3. Consolidate moves.
If you happen to be shooting three scenes in the same location, it may benefit you to shoot all three scenes from one angle and then move the camera. This is not a hard and fast rule and to be honest may only work some of the time. In addition to moving the camera it is ideal to shoot out a room or area of the location you are shooting before moving on.
4. Shoot the hard stuff first.
Don’t start your day shooting easy 1/8 of page scenes. This will slow you down because your Director and DP will end up spending hours on a 1/8 when you have a 3 page scene you haven’t even touched. There are exceptions to this rule, however for the most part its good to get the meat out of the way and then work on the little things as you have time.
5. Always be thinking about the next shot, next scene and next day.
This rule may apply more specifically to the 2nd AD, who’s role is to plan for tomorrow and run base camp, however it is vital for the 1st to think about this too. When you stop thinking about what is next you will find yourself in a pickle when you have an element that is not prepared.
Do you have a scene coming up that involves a complicated makeup gag? If so how much time do you need to allow for that?
The scene you are shooting tomorrow that involves a heavy set dress…. is the Art Dept ready for it or do they need a pre-call to make it happen?
Should we consider moving the lunch location in order that we can be closer to set since it is taking longer than planned?
6. Stick to your watch.
After each setup chances are your DP and Gaffer will need time to adjust lighting and swap lenses.

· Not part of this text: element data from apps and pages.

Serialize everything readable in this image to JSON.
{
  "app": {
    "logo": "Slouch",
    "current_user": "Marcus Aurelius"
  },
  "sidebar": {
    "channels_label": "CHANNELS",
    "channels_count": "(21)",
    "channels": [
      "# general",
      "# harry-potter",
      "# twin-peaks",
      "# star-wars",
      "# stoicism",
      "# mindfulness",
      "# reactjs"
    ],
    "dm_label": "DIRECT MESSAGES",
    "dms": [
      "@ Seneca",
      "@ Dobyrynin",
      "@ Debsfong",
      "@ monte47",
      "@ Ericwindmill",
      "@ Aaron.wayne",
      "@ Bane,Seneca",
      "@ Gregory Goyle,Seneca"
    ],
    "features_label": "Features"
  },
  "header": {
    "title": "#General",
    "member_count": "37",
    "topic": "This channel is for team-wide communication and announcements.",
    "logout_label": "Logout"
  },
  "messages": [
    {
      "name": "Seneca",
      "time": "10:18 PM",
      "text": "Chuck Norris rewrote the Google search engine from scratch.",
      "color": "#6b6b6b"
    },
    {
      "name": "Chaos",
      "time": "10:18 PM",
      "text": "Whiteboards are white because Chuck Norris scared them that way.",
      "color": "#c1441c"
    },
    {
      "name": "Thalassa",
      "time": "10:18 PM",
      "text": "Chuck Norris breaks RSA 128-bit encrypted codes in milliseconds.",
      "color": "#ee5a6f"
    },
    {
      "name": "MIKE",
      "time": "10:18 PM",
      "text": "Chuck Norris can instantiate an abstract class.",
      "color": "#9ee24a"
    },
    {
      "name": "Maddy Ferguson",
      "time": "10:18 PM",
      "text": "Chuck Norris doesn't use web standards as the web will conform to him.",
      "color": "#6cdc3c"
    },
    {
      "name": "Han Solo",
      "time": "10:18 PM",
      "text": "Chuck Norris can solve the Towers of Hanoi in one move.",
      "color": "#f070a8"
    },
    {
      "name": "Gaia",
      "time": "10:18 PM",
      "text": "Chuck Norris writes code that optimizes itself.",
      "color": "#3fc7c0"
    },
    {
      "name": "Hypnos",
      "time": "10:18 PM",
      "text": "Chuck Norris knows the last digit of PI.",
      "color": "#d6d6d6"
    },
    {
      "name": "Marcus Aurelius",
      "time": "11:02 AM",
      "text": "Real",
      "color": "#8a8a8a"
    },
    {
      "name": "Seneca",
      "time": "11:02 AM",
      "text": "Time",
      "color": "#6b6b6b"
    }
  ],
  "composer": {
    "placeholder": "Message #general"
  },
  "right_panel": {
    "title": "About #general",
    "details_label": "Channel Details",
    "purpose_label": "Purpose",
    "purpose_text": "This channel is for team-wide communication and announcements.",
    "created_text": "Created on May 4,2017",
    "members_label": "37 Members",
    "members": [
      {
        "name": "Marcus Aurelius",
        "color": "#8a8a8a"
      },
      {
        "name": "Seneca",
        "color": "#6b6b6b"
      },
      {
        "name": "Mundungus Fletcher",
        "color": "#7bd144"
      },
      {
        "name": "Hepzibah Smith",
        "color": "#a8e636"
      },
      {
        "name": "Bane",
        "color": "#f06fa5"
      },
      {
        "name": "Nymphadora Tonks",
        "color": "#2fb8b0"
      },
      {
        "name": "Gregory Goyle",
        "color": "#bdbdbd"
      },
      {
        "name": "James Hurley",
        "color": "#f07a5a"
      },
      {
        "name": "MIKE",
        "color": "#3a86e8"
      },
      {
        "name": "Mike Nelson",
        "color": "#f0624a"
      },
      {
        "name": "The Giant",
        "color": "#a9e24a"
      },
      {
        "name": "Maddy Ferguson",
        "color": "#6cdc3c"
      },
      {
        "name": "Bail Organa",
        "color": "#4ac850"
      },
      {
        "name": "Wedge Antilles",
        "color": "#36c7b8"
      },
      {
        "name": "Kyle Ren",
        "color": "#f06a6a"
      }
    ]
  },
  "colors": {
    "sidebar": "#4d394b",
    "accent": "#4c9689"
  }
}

The question I like to ask is… “how much time do you need?” Sometimes crew members will squirm when you ask them this question. Very calmly say I just need to know how much time. Once they give you a time go to your watch or phone timer and start the clock. If they gave you 15 minutes or 30 minutes then don’t be afraid to go back to them telling them how much time they have left. Remember they are the ones who gave you the estimated time, so if they bark at you remind them they gave you the time.
7. Have your hair/makeup/wardrobe times figured out.
Occasionally it can take forever to get a person through the works and this isn’t always the fault of the costumer / hair person or makeup artist. Sometimes the actor just doesn’t want to cooperate. Whatever the case this area of production can really slow things down if the camera is waiting on an actor to get through the works.
-Have you spoken with your makeup/hair artist about how long they anticipate with each actor?
-Have you planned pre-calls accordingly?
-Do any actors need extra time just to unwind in the morning?
-Do you need to hire an additional makeup artist on the day you have more actors?